# WORK TO BE COMPLETED:
Return, from the listing below, each line where the word "reference" appears.
*** Opening of SOURCE INFORMATION ***
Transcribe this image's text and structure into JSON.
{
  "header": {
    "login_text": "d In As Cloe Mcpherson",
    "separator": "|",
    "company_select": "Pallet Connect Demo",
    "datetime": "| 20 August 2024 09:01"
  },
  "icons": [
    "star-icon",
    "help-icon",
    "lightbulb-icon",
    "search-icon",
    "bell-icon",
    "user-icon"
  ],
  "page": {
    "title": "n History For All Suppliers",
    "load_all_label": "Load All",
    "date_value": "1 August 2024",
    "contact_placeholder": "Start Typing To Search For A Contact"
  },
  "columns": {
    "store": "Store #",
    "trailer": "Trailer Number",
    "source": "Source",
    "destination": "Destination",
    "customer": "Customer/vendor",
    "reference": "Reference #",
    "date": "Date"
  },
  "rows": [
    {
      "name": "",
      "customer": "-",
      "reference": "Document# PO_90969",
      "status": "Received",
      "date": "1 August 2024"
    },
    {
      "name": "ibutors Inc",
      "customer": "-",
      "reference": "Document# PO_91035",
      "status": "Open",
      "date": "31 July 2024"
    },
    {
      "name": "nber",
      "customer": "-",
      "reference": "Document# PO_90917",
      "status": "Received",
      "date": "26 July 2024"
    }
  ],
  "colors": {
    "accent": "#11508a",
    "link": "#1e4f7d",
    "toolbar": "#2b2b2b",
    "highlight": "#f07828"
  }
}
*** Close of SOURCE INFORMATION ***
# RESPONSE TO THIS EXERCISE:
    "reference": "Reference #",
      "reference": "Document# PO_90969",
      "reference": "Document# PO_91035",
      "reference": "Document# PO_90917",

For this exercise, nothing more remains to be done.